ABOUT THIS TASK >>
Only the lines containing "likes" should appear in the answer, copied from the listing below.

SOURCE RECORDS >>

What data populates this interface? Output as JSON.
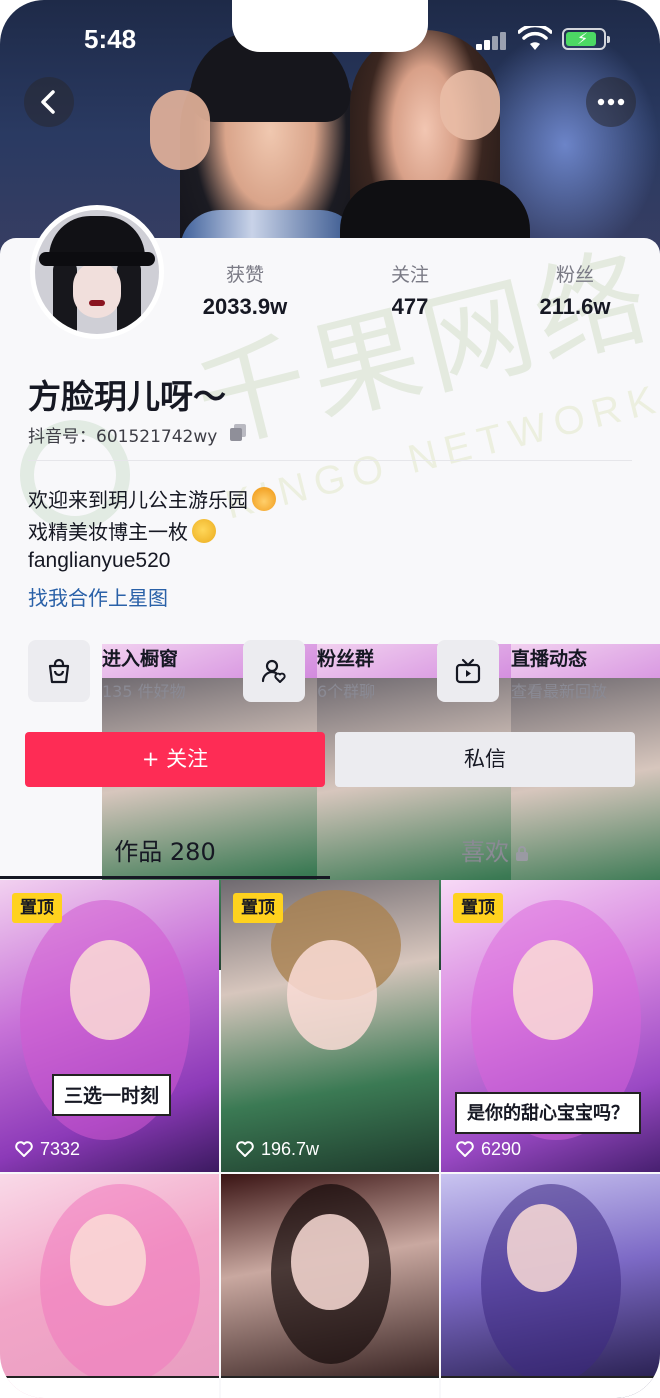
{
  "status_bar": {
    "time": "5:48"
  },
  "profile": {
    "nickname": "方脸玥儿呀～",
    "douyin_id": "抖音号：601521742wy",
    "stats": [
      {
        "label": "获赞",
        "value": "2033.9w"
      },
      {
        "label": "关注",
        "value": "477"
      },
      {
        "label": "粉丝",
        "value": "211.6w"
      }
    ],
    "bio_lines": [
      "欢迎来到玥儿公主游乐园",
      "戏精美妆博主一枚",
      "fanglianyue520"
    ],
    "link_text": "找我合作上星图"
  },
  "shortcuts": [
    {
      "title": "进入橱窗",
      "subtitle": "135 件好物",
      "icon": "shopping-bag-icon"
    },
    {
      "title": "粉丝群",
      "subtitle": "6个群聊",
      "icon": "fan-group-icon"
    },
    {
      "title": "直播动态",
      "subtitle": "查看最新回放",
      "icon": "tv-icon"
    }
  ],
  "actions": {
    "follow": "+ 关注",
    "message": "私信"
  },
  "tabs": {
    "works": "作品 280",
    "likes": "喜欢"
  },
  "watermark": {
    "cn": "千果网络",
    "en": "KINGO NETWORK"
  },
  "videos": [
    {
      "pinned": "置顶",
      "caption": "三选一时刻",
      "likes": "7332"
    },
    {
      "pinned": "置顶",
      "caption": "",
      "likes": "196.7w"
    },
    {
      "pinned": "置顶",
      "caption": "是你的甜心宝宝吗？",
      "likes": "6290"
    },
    {
      "pinned": "",
      "caption": "",
      "likes": ""
    },
    {
      "pinned": "",
      "caption": "",
      "likes": ""
    },
    {
      "pinned": "",
      "caption": "",
      "likes": ""
    }
  ],
  "colors": {
    "accent": "#fe2c55",
    "link": "#2a61a8",
    "pin_badge": "#ffd21e"
  }
}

RESPONSE TO THIS TASK >>
    "likes": "喜欢"
      "likes": "7332"
      "likes": "196.7w"
      "likes": "6290"
      "likes": ""
      "likes": ""
      "likes": ""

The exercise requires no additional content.